Engineering and design consultancy Arup has been selected to lead the revamp of the Stadio Artemio Franchi, home of Italian Serie A football club Fiorentina.
The Municipality of Florence announced that Arup Italia’s proposal has been selected to reimagine the ageing stadium, with David Hirsch to serve as chief designer.
Arup’s proposal was one of eight shortlisted by the Municipality in October. Those shortlisted had until February 1 to enter their preliminary projects and Arup has now been selected as the winner.
The Municipality launched an international design competition for the project back in June, with 31 applications having been submitted during the initial stage of the competition. As well as the stadium, the competition sought proposals which would create a new sports/cultural space as a key part of the urban regeneration of the Campo di Marte area in Florence.
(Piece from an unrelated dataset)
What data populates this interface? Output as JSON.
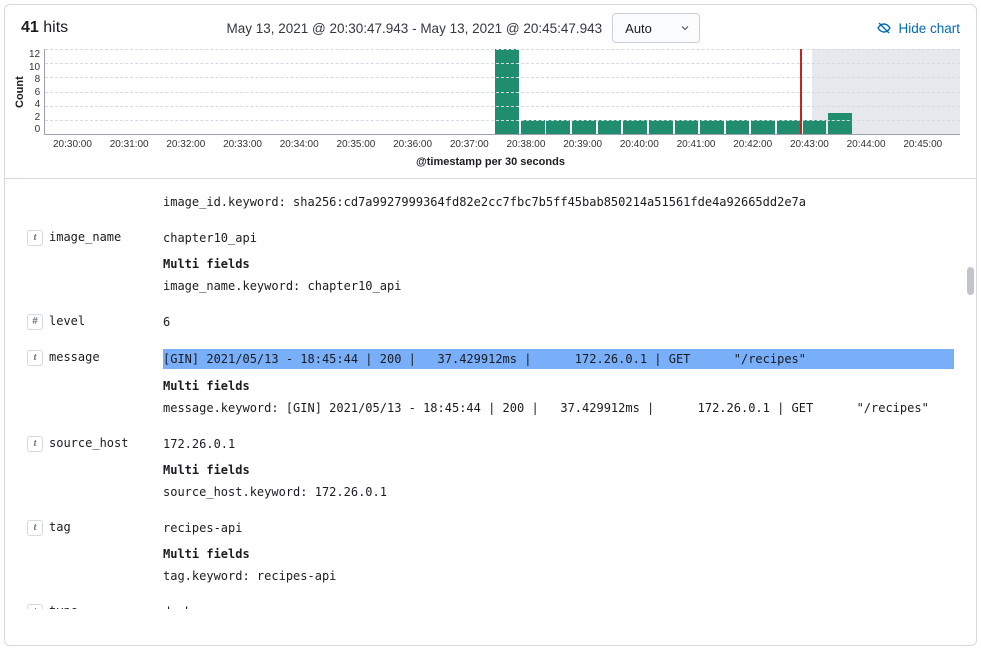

The Franchi opened in 1931 and has a current capacity of around 43,000. Arup’s proposal features a roof for the Franchi and new grandstands which will bring fans closer to the pitch.
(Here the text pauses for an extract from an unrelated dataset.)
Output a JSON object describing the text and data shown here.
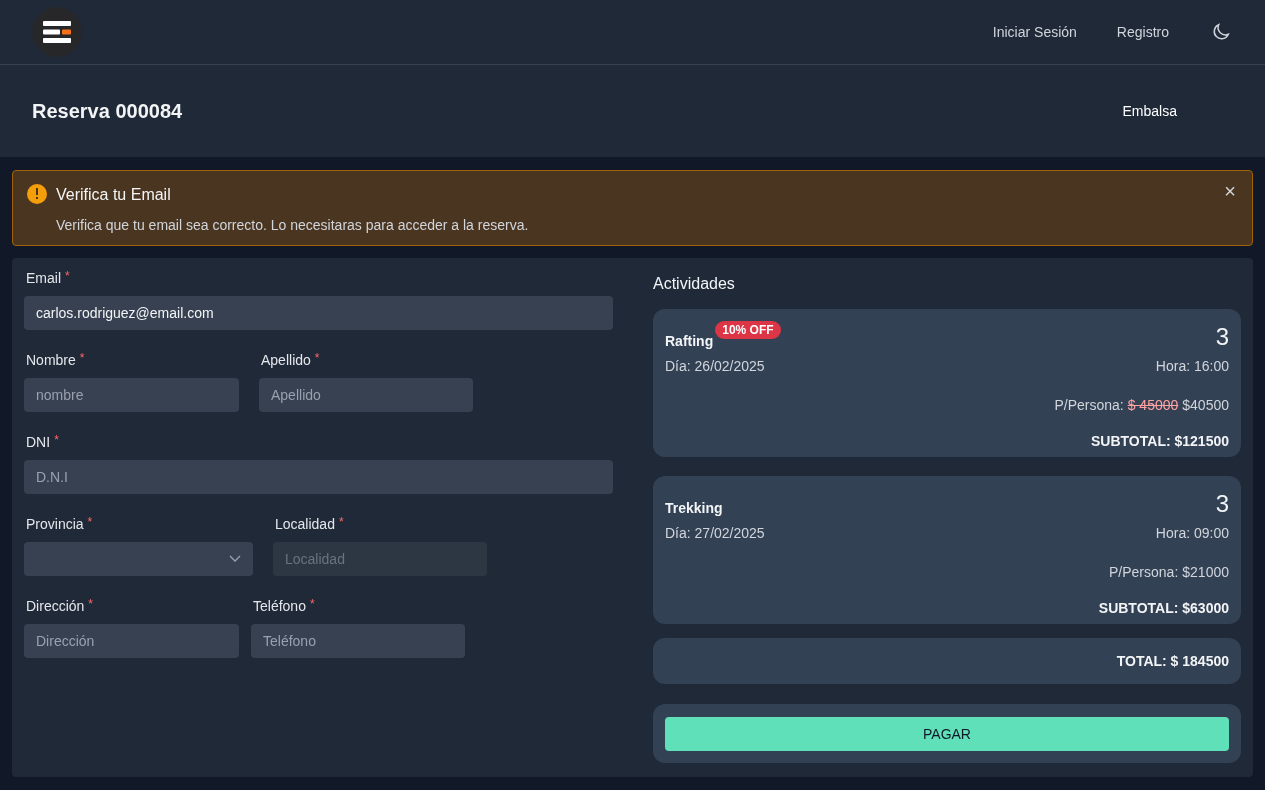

The project will be financed with money from Florence’s Recovery Fund. Under the plans, the capacity of the stadium will be at least 40,000.
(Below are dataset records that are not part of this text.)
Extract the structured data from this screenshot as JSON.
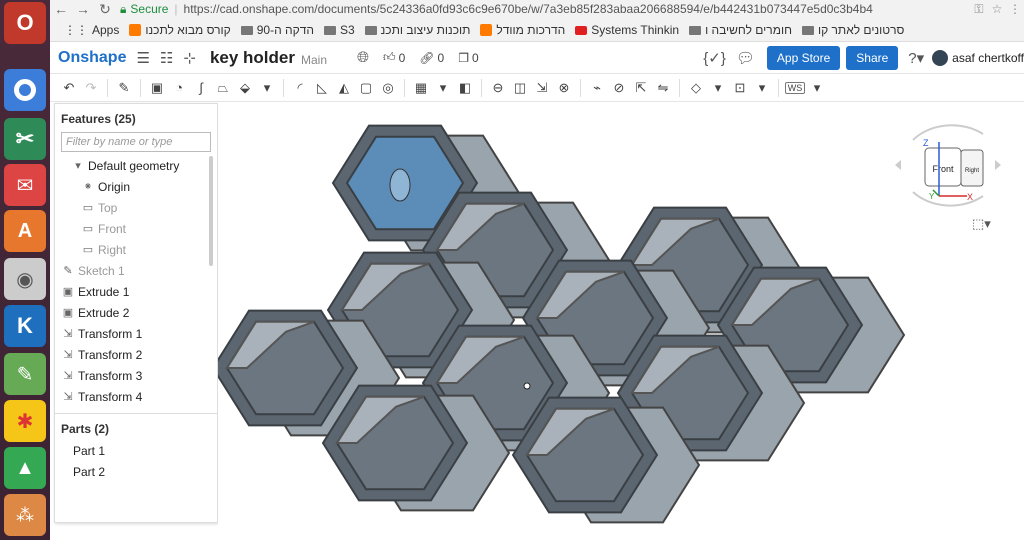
{
  "browser": {
    "secure_label": "Secure",
    "url": "https://cad.onshape.com/documents/5c24336a0fd93c6c9e670be/w/7a3eb85f283abaa206688594/e/b442431b073447e5d0c3b4b4",
    "bookmarks": [
      "Apps",
      "קורס מבוא לתכנו",
      "הדקה ה-90",
      "S3",
      "תוכנות עיצוב ותכנ",
      "הדרכות מוודל",
      "Systems Thinkin",
      "חומרים לחשיבה ו",
      "סרטונים לאתר קו"
    ]
  },
  "header": {
    "logo": "Onshape",
    "doc_name": "key holder",
    "branch": "Main",
    "likes": "0",
    "links": "0",
    "copies": "0",
    "app_store": "App Store",
    "share": "Share",
    "user": "asaf chertkoff"
  },
  "toolbar": {
    "workspace_badge": "WS"
  },
  "features": {
    "title": "Features (25)",
    "filter_placeholder": "Filter by name or type",
    "items": [
      {
        "label": "Default geometry",
        "icon": "chevron-down-icon",
        "dim": false,
        "indent": 1
      },
      {
        "label": "Origin",
        "icon": "origin-icon",
        "dim": false,
        "indent": 2
      },
      {
        "label": "Top",
        "icon": "plane-icon",
        "dim": true,
        "indent": 2
      },
      {
        "label": "Front",
        "icon": "plane-icon",
        "dim": true,
        "indent": 2
      },
      {
        "label": "Right",
        "icon": "plane-icon",
        "dim": true,
        "indent": 2
      },
      {
        "label": "Sketch 1",
        "icon": "sketch-icon",
        "dim": true,
        "indent": 0
      },
      {
        "label": "Extrude 1",
        "icon": "extrude-icon",
        "dim": false,
        "indent": 0
      },
      {
        "label": "Extrude 2",
        "icon": "extrude-icon",
        "dim": false,
        "indent": 0
      },
      {
        "label": "Transform 1",
        "icon": "transform-icon",
        "dim": false,
        "indent": 0
      },
      {
        "label": "Transform 2",
        "icon": "transform-icon",
        "dim": false,
        "indent": 0
      },
      {
        "label": "Transform 3",
        "icon": "transform-icon",
        "dim": false,
        "indent": 0
      },
      {
        "label": "Transform 4",
        "icon": "transform-icon",
        "dim": false,
        "indent": 0
      }
    ]
  },
  "parts": {
    "title": "Parts (2)",
    "items": [
      "Part 1",
      "Part 2"
    ]
  },
  "view_cube": {
    "face_front": "Front",
    "face_right": "Right",
    "axis_z": "Z",
    "axis_y": "Y",
    "axis_x": "X"
  },
  "colors": {
    "brand": "#1e70c8",
    "part_face": "#5c6670",
    "part_side": "#9aa4ad",
    "selected_face": "#5b8db8"
  }
}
Construction is expected to begin in the autumn of 2023 and finish by 2026. The plans also include a museum for exhibition events, a new auditorium, a park, and hospitality and commercial space.
Speaking to Italian newspaper La Nazione, Filippo Minora, a senior architect at Arup Italia, said that it would be possible for Fiorentina to continue playing at the Franchi while the work is carried out, albeit with a limited capacity.
“We made a project with a clear timetable of 30 months of construction,” Minora said. “We are very happy and we can’t wait to get started.”
Florence’s Mayor, Dario Nardella, has previously said that the budget for the entire project is expected to be a maximum of €190m (£158m/$207m), of which work on the stadium is expected to take up €137.5m.
In April last year, the Municipality’s ongoing efforts to transform the Franchi were boosted after the project received a substantial funding package from the Italian government’s national recovery plan.
Italy’s Council of Ministers approved the plan, which in total allocated around €6bn to projects relating to the cultural sector. With an allocation of €95m, the Franchi redevelopment was one of 14 strategic projects labelled great cultural attractions which were assigned €1.46bn in total.
Images: Città di Firenze